• What to work on
Copy all of the records word for word.

-- Stored data follows --

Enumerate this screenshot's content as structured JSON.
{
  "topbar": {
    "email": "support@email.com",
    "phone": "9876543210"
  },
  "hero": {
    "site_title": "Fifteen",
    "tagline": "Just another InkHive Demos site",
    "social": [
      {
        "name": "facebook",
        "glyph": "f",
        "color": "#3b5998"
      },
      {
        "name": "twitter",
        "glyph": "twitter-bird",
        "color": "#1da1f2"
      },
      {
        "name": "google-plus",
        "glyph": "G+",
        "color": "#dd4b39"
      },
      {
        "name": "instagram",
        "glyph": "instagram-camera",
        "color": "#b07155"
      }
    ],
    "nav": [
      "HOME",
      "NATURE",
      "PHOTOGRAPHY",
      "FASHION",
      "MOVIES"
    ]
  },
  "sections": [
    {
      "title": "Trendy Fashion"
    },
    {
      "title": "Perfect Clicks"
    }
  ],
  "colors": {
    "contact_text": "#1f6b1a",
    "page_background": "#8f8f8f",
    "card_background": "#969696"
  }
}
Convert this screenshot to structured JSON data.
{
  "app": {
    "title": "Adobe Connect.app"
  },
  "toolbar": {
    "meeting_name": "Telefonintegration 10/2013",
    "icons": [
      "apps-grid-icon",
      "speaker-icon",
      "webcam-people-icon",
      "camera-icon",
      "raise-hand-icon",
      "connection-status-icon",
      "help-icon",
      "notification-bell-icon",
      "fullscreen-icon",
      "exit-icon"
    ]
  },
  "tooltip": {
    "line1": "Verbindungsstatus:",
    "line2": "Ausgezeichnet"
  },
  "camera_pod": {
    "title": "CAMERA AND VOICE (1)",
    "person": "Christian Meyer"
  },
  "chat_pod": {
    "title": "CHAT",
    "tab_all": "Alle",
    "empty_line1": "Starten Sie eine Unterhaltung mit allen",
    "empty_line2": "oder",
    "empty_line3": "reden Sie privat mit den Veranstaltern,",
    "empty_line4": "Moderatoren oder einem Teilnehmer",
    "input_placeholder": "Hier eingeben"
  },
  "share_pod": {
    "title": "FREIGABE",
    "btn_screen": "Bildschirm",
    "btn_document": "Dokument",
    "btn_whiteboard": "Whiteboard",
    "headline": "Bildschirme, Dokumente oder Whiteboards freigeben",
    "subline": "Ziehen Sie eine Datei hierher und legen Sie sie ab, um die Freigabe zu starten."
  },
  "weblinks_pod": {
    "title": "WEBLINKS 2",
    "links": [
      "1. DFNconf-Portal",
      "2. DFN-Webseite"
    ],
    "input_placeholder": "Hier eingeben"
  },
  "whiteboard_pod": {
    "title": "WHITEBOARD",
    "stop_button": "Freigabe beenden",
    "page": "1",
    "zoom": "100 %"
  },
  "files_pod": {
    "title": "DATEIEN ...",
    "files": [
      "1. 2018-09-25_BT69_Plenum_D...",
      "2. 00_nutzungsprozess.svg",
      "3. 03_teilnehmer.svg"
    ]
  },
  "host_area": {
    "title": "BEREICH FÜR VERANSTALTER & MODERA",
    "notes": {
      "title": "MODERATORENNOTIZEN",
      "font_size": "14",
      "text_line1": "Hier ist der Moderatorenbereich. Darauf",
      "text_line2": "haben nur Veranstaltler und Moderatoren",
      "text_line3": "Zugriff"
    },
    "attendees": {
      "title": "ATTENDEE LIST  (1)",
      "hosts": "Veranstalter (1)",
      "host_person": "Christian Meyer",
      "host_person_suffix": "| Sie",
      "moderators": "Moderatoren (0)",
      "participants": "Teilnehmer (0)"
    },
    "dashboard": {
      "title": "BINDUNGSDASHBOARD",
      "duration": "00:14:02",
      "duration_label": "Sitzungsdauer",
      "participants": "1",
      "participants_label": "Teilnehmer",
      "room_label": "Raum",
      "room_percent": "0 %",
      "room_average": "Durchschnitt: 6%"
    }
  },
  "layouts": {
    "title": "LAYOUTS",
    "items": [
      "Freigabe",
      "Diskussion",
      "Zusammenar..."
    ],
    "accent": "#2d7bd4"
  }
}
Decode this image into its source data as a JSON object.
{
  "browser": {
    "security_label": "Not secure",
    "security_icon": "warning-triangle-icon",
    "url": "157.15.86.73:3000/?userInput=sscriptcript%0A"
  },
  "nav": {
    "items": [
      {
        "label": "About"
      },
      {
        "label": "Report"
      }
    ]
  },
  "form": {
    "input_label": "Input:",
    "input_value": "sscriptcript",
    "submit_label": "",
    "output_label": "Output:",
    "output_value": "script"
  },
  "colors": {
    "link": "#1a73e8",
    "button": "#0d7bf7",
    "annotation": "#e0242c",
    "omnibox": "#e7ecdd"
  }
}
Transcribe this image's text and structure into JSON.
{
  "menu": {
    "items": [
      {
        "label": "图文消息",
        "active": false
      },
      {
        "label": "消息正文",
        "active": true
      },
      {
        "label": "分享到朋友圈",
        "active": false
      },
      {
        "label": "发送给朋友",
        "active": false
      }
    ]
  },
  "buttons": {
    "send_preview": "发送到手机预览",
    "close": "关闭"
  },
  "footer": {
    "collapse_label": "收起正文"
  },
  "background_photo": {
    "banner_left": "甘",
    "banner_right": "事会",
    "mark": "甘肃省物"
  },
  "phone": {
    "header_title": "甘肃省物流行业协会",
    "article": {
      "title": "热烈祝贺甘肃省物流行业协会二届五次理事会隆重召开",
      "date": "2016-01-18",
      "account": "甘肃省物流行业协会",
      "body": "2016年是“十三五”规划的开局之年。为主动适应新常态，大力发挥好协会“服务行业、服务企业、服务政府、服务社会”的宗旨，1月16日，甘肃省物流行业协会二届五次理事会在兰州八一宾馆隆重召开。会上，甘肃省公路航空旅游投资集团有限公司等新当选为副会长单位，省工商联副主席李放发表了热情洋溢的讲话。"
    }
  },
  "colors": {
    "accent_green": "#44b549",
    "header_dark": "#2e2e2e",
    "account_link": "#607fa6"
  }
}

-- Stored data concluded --

• Task output
Enumerate this screenshot's content as structured JSON.
{
  "topbar": {
    "email": "support@email.com",
    "phone": "9876543210"
  },
  "hero": {
    "site_title": "Fifteen",
    "tagline": "Just another InkHive Demos site",
    "social": [
      {
        "name": "facebook",
        "glyph": "f",
        "color": "#3b5998"
      },
      {
        "name": "twitter",
        "glyph": "twitter-bird",
        "color": "#1da1f2"
      },
      {
        "name": "google-plus",
        "glyph": "G+",
        "color": "#dd4b39"
      },
      {
        "name": "instagram",
        "glyph": "instagram-camera",
        "color": "#b07155"
      }
    ],
    "nav": [
      "HOME",
      "NATURE",
      "PHOTOGRAPHY",
      "FASHION",
      "MOVIES"
    ]
  },
  "sections": [
    {
      "title": "Trendy Fashion"
    },
    {
      "title": "Perfect Clicks"
    }
  ],
  "colors": {
    "contact_text": "#1f6b1a",
    "page_background": "#8f8f8f",
    "card_background": "#969696"
  }
}
Convert this screenshot to structured JSON data.
{
  "app": {
    "title": "Adobe Connect.app"
  },
  "toolbar": {
    "meeting_name": "Telefonintegration 10/2013",
    "icons": [
      "apps-grid-icon",
      "speaker-icon",
      "webcam-people-icon",
      "camera-icon",
      "raise-hand-icon",
      "connection-status-icon",
      "help-icon",
      "notification-bell-icon",
      "fullscreen-icon",
      "exit-icon"
    ]
  },
  "tooltip": {
    "line1": "Verbindungsstatus:",
    "line2": "Ausgezeichnet"
  },
  "camera_pod": {
    "title": "CAMERA AND VOICE (1)",
    "person": "Christian Meyer"
  },
  "chat_pod": {
    "title": "CHAT",
    "tab_all": "Alle",
    "empty_line1": "Starten Sie eine Unterhaltung mit allen",
    "empty_line2": "oder",
    "empty_line3": "reden Sie privat mit den Veranstaltern,",
    "empty_line4": "Moderatoren oder einem Teilnehmer",
    "input_placeholder": "Hier eingeben"
  },
  "share_pod": {
    "title": "FREIGABE",
    "btn_screen": "Bildschirm",
    "btn_document": "Dokument",
    "btn_whiteboard": "Whiteboard",
    "headline": "Bildschirme, Dokumente oder Whiteboards freigeben",
    "subline": "Ziehen Sie eine Datei hierher und legen Sie sie ab, um die Freigabe zu starten."
  },
  "weblinks_pod": {
    "title": "WEBLINKS 2",
    "links": [
      "1. DFNconf-Portal",
      "2. DFN-Webseite"
    ],
    "input_placeholder": "Hier eingeben"
  },
  "whiteboard_pod": {
    "title": "WHITEBOARD",
    "stop_button": "Freigabe beenden",
    "page": "1",
    "zoom": "100 %"
  },
  "files_pod": {
    "title": "DATEIEN ...",
    "files": [
      "1. 2018-09-25_BT69_Plenum_D...",
      "2. 00_nutzungsprozess.svg",
      "3. 03_teilnehmer.svg"
    ]
  },
  "host_area": {
    "title": "BEREICH FÜR VERANSTALTER & MODERA",
    "notes": {
      "title": "MODERATORENNOTIZEN",
      "font_size": "14",
      "text_line1": "Hier ist der Moderatorenbereich. Darauf",
      "text_line2": "haben nur Veranstaltler und Moderatoren",
      "text_line3": "Zugriff"
    },
    "attendees": {
      "title": "ATTENDEE LIST  (1)",
      "hosts": "Veranstalter (1)",
      "host_person": "Christian Meyer",
      "host_person_suffix": "| Sie",
      "moderators": "Moderatoren (0)",
      "participants": "Teilnehmer (0)"
    },
    "dashboard": {
      "title": "BINDUNGSDASHBOARD",
      "duration": "00:14:02",
      "duration_label": "Sitzungsdauer",
      "participants": "1",
      "participants_label": "Teilnehmer",
      "room_label": "Raum",
      "room_percent": "0 %",
      "room_average": "Durchschnitt: 6%"
    }
  },
  "layouts": {
    "title": "LAYOUTS",
    "items": [
      "Freigabe",
      "Diskussion",
      "Zusammenar..."
    ],
    "accent": "#2d7bd4"
  }
}
Decode this image into its source data as a JSON object.
{
  "browser": {
    "security_label": "Not secure",
    "security_icon": "warning-triangle-icon",
    "url": "157.15.86.73:3000/?userInput=sscriptcript%0A"
  },
  "nav": {
    "items": [
      {
        "label": "About"
      },
      {
        "label": "Report"
      }
    ]
  },
  "form": {
    "input_label": "Input:",
    "input_value": "sscriptcript",
    "submit_label": "",
    "output_label": "Output:",
    "output_value": "script"
  },
  "colors": {
    "link": "#1a73e8",
    "button": "#0d7bf7",
    "annotation": "#e0242c",
    "omnibox": "#e7ecdd"
  }
}
Transcribe this image's text and structure into JSON.
{
  "menu": {
    "items": [
      {
        "label": "图文消息",
        "active": false
      },
      {
        "label": "消息正文",
        "active": true
      },
      {
        "label": "分享到朋友圈",
        "active": false
      },
      {
        "label": "发送给朋友",
        "active": false
      }
    ]
  },
  "buttons": {
    "send_preview": "发送到手机预览",
    "close": "关闭"
  },
  "footer": {
    "collapse_label": "收起正文"
  },
  "background_photo": {
    "banner_left": "甘",
    "banner_right": "事会",
    "mark": "甘肃省物"
  },
  "phone": {
    "header_title": "甘肃省物流行业协会",
    "article": {
      "title": "热烈祝贺甘肃省物流行业协会二届五次理事会隆重召开",
      "date": "2016-01-18",
      "account": "甘肃省物流行业协会",
      "body": "2016年是“十三五”规划的开局之年。为主动适应新常态，大力发挥好协会“服务行业、服务企业、服务政府、服务社会”的宗旨，1月16日，甘肃省物流行业协会二届五次理事会在兰州八一宾馆隆重召开。会上，甘肃省公路航空旅游投资集团有限公司等新当选为副会长单位，省工商联副主席李放发表了热情洋溢的讲话。"
    }
  },
  "colors": {
    "accent_green": "#44b549",
    "header_dark": "#2e2e2e",
    "account_link": "#607fa6"
  }
}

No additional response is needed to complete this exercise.